Top of RECORD EXTRACTS
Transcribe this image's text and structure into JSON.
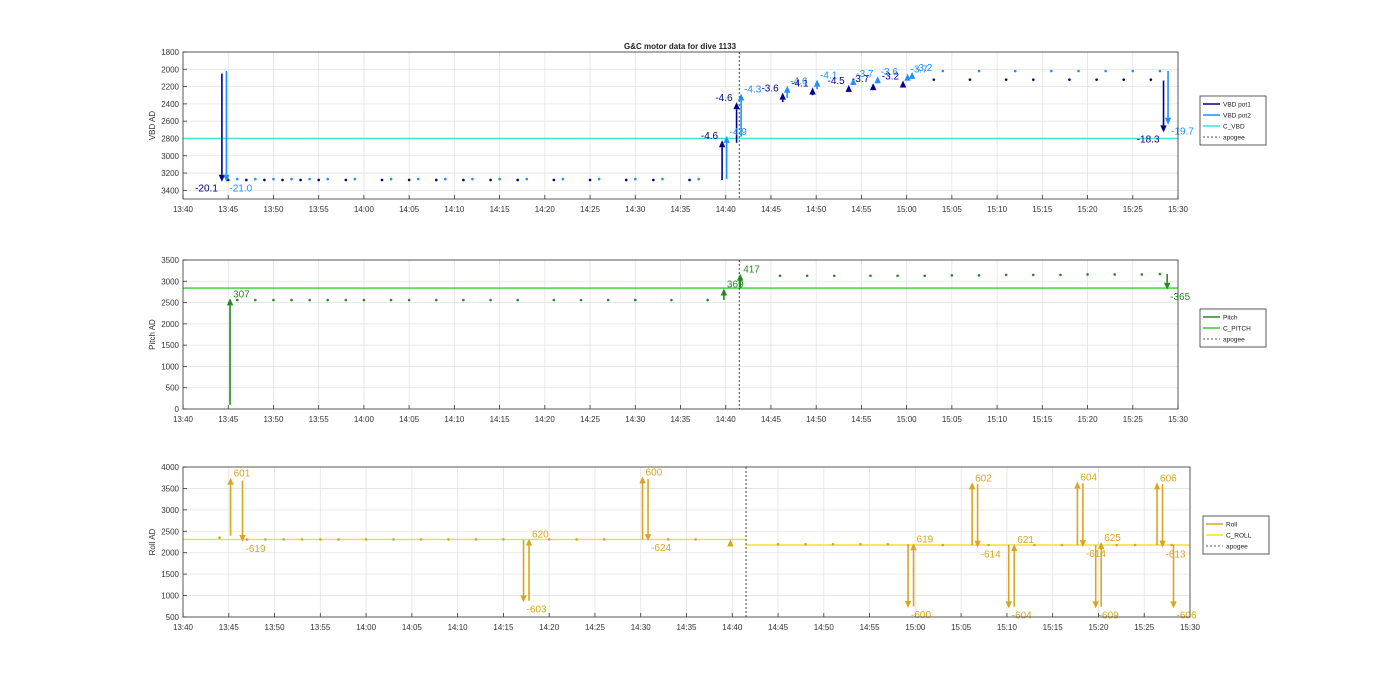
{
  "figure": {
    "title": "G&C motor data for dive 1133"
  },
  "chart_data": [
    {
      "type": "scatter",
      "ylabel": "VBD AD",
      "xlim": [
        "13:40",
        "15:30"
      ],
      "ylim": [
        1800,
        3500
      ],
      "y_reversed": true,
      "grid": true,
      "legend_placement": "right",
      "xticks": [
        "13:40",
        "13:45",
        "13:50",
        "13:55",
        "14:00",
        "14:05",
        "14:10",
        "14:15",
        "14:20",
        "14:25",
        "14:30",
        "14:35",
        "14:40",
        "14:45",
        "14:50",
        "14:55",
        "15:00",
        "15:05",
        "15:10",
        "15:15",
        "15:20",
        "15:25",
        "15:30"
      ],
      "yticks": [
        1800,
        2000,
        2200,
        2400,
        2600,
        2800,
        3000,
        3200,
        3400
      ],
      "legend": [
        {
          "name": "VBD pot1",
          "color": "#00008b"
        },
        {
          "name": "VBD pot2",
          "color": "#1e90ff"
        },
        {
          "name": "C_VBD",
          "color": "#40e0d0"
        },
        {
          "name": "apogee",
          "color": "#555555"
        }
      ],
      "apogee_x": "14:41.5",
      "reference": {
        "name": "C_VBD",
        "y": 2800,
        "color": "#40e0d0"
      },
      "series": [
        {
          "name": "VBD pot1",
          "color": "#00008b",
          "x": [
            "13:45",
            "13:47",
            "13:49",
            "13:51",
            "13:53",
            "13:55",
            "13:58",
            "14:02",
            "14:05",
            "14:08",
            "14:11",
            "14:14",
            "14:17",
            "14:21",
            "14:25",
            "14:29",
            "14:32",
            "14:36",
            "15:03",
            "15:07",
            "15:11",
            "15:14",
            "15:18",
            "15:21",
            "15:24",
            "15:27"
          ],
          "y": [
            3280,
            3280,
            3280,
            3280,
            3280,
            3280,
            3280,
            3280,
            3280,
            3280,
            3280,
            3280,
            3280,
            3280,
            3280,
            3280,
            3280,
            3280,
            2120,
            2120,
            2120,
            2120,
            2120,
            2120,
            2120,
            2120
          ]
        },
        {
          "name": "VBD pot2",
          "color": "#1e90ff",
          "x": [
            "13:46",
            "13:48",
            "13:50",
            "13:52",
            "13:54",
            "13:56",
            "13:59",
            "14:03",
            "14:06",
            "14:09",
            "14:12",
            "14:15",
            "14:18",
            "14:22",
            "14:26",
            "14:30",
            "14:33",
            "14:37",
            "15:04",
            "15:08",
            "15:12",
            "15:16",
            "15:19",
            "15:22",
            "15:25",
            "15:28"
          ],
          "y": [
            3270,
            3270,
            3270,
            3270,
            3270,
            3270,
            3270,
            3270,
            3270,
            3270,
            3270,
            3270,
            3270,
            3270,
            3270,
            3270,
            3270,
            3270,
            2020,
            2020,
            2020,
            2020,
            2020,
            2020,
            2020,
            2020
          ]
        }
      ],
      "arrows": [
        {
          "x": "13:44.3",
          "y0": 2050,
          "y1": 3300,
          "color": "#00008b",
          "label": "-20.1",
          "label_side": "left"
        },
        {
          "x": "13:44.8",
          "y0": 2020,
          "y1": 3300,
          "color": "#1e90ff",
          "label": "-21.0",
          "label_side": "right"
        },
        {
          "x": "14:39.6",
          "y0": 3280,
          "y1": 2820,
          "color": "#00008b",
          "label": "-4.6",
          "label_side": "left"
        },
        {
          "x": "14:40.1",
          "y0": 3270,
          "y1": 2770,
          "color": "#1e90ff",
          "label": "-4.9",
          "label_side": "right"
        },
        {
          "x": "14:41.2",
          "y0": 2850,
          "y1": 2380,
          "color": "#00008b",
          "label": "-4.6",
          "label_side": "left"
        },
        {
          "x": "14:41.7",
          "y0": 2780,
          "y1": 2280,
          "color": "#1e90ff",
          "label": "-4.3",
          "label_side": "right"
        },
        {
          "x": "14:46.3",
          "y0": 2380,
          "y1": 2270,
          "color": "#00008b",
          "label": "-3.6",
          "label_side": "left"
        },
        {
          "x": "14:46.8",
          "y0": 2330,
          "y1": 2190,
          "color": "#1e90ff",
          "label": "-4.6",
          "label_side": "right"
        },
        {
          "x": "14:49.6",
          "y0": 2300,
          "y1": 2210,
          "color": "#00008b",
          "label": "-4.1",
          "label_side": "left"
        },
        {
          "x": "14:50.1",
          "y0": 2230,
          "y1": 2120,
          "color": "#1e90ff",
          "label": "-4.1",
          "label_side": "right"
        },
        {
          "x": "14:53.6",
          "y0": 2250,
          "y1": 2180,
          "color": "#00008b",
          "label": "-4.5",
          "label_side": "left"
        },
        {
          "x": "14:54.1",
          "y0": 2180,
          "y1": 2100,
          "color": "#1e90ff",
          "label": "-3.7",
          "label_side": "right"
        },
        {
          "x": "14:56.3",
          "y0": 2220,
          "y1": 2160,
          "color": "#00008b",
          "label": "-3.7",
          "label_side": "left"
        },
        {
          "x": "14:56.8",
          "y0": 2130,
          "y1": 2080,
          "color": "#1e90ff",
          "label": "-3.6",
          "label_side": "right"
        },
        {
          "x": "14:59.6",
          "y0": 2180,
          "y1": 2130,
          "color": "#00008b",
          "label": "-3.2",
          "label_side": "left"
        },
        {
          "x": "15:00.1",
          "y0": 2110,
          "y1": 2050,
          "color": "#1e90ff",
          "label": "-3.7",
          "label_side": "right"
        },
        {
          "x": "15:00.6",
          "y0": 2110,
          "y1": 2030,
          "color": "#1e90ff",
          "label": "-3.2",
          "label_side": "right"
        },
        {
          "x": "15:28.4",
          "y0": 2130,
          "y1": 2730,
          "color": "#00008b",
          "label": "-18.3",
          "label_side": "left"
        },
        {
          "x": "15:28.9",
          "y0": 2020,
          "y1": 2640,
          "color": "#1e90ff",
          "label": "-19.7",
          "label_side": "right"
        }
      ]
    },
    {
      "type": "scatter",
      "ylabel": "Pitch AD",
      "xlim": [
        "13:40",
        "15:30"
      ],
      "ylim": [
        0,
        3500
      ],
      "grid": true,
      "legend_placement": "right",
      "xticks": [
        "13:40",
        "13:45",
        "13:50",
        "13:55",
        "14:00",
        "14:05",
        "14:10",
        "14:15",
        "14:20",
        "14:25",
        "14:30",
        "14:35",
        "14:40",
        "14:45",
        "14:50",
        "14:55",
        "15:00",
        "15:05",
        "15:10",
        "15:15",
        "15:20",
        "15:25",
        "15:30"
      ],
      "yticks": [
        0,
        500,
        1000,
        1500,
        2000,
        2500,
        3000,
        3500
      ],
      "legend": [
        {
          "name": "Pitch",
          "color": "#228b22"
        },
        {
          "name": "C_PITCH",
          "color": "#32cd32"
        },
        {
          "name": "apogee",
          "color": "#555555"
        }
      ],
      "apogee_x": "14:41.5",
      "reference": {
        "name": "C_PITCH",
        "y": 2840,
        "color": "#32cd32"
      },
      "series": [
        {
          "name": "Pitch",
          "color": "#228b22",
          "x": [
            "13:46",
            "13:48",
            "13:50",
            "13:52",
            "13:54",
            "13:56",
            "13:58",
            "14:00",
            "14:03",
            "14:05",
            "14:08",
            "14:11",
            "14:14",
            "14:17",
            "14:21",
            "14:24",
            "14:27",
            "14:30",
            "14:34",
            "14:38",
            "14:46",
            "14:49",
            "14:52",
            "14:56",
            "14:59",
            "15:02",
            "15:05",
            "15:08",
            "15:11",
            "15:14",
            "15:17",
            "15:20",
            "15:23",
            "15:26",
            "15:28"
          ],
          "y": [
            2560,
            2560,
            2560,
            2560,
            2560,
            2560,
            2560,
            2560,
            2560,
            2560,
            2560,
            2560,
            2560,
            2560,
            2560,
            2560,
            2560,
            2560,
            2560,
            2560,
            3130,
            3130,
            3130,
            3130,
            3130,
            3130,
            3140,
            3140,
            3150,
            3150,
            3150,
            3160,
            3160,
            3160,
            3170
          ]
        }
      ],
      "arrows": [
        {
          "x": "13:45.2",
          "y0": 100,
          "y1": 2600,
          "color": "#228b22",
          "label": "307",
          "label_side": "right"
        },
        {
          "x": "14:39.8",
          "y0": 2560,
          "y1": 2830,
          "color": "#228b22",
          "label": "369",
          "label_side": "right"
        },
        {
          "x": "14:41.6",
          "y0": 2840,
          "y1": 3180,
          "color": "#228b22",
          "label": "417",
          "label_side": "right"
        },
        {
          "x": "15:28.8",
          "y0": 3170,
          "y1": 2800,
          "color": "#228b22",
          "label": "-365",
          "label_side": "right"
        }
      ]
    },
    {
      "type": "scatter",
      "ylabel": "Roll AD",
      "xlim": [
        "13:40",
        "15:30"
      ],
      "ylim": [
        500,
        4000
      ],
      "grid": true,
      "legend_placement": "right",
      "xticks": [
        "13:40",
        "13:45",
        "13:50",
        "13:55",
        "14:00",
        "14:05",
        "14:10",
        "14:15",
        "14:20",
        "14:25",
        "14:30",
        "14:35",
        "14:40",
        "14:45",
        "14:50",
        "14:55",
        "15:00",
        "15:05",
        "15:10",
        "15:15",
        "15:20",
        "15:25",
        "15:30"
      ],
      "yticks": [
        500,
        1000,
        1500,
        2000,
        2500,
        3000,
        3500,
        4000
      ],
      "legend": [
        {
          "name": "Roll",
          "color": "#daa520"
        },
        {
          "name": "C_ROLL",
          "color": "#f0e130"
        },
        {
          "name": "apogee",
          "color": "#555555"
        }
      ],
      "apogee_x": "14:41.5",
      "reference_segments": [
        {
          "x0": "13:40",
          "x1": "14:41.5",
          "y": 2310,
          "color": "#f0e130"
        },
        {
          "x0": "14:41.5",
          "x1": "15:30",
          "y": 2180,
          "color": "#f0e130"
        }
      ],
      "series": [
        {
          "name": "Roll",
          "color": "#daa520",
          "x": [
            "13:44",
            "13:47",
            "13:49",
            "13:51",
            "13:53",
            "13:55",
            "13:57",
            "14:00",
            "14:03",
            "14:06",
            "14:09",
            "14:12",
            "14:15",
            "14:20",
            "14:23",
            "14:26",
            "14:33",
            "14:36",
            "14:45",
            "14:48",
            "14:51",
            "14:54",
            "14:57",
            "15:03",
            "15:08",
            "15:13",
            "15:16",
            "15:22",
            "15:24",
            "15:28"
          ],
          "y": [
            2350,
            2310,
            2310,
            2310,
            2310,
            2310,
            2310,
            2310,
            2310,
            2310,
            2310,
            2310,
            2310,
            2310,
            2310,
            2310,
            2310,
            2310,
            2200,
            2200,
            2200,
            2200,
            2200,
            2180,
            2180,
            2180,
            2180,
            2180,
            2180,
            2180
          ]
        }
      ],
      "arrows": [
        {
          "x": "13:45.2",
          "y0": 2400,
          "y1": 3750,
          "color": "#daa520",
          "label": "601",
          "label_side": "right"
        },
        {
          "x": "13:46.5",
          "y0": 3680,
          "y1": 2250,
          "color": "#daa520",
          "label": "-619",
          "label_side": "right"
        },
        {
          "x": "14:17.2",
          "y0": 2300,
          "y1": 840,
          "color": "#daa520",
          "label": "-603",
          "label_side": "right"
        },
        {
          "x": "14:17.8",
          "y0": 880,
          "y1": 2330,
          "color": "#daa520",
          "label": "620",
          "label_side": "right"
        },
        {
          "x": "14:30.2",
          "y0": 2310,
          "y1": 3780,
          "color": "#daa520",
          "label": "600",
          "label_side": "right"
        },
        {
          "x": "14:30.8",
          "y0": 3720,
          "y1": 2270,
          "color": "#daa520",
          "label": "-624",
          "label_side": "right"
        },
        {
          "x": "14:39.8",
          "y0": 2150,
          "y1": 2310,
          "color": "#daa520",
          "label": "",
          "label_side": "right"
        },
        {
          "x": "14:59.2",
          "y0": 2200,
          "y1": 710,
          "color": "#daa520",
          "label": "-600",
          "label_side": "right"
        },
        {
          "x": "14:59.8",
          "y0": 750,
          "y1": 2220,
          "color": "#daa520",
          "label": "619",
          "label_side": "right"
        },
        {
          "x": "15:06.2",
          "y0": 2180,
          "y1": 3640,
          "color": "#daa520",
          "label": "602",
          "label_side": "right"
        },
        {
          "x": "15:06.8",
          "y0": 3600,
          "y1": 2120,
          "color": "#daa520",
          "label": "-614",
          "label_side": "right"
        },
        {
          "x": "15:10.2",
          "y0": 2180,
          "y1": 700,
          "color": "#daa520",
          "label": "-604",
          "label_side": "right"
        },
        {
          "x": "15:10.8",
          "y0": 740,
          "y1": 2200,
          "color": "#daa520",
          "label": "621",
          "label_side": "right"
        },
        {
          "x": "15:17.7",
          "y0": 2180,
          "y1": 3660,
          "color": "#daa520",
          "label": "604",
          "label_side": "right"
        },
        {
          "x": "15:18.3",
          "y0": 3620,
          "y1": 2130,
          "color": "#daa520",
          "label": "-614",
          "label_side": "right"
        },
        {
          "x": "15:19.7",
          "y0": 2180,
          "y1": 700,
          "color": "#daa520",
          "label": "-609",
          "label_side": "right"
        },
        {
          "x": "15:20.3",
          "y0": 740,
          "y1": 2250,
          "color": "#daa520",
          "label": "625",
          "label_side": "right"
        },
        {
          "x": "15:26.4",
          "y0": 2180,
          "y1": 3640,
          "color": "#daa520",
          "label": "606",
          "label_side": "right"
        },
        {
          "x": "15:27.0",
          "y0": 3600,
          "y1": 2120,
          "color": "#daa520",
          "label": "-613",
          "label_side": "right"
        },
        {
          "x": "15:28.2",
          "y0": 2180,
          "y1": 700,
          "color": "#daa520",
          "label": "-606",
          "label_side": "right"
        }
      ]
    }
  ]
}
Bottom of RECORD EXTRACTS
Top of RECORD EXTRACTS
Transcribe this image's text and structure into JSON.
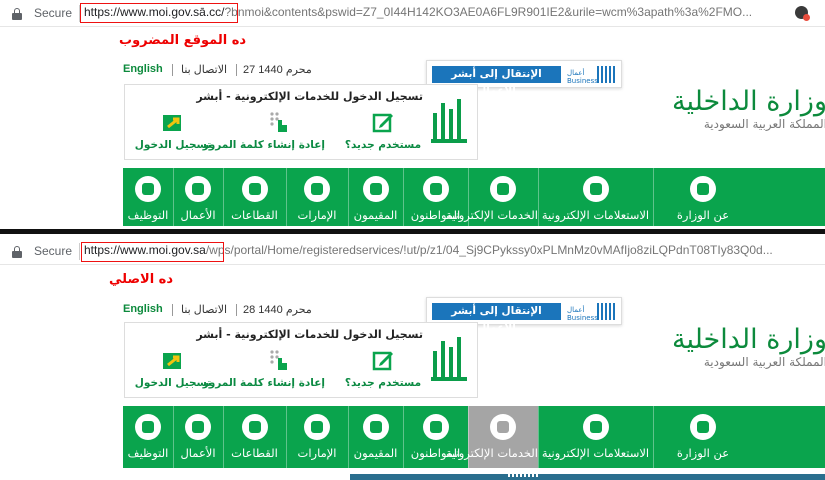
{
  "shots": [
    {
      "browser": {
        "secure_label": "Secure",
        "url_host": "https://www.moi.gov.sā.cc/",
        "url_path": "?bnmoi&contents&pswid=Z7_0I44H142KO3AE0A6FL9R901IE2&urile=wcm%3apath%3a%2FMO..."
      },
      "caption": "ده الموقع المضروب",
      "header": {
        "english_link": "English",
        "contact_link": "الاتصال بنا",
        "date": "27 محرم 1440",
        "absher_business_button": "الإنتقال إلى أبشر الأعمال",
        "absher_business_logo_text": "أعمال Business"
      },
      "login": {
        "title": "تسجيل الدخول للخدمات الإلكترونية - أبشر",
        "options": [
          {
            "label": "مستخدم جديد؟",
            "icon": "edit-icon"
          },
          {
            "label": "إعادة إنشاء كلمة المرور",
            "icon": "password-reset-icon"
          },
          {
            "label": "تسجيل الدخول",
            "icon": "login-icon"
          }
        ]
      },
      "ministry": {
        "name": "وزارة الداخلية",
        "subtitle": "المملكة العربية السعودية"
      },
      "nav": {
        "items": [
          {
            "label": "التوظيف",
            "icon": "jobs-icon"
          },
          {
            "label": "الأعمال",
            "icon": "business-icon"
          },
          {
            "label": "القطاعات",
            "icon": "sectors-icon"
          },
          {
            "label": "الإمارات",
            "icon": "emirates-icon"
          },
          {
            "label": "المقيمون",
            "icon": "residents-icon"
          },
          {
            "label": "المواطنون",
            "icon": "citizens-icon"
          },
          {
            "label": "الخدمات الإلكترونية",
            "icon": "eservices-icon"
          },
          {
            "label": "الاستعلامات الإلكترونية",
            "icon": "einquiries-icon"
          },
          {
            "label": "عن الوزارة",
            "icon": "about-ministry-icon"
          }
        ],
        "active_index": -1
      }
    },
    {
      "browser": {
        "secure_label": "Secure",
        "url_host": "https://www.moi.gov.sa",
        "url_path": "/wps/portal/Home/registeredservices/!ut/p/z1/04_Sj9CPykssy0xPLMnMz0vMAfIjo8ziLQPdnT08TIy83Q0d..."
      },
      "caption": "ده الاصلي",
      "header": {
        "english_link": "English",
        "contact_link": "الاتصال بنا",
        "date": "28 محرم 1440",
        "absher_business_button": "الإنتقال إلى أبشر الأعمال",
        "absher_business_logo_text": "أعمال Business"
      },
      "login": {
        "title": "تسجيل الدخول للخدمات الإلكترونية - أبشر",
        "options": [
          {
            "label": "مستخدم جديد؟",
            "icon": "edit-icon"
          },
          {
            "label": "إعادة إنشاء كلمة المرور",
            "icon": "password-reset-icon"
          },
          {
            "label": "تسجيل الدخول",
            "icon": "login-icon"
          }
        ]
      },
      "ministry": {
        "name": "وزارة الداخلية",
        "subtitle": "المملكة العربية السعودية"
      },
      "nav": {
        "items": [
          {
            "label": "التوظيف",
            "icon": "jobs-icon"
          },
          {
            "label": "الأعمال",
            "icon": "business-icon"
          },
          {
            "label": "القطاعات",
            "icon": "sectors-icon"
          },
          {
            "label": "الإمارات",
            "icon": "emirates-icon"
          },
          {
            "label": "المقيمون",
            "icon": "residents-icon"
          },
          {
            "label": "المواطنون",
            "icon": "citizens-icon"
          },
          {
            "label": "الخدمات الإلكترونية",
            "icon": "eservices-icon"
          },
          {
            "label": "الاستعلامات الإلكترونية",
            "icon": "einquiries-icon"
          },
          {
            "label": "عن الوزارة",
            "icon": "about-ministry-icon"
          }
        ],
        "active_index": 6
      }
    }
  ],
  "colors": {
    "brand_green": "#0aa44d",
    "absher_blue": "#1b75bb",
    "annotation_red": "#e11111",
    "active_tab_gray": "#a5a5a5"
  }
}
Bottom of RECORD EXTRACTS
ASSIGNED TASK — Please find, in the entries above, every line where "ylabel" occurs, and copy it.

YOUR SOLUTION —
      "ylabel": "VBD AD",
      "ylabel": "Pitch AD",
      "ylabel": "Roll AD",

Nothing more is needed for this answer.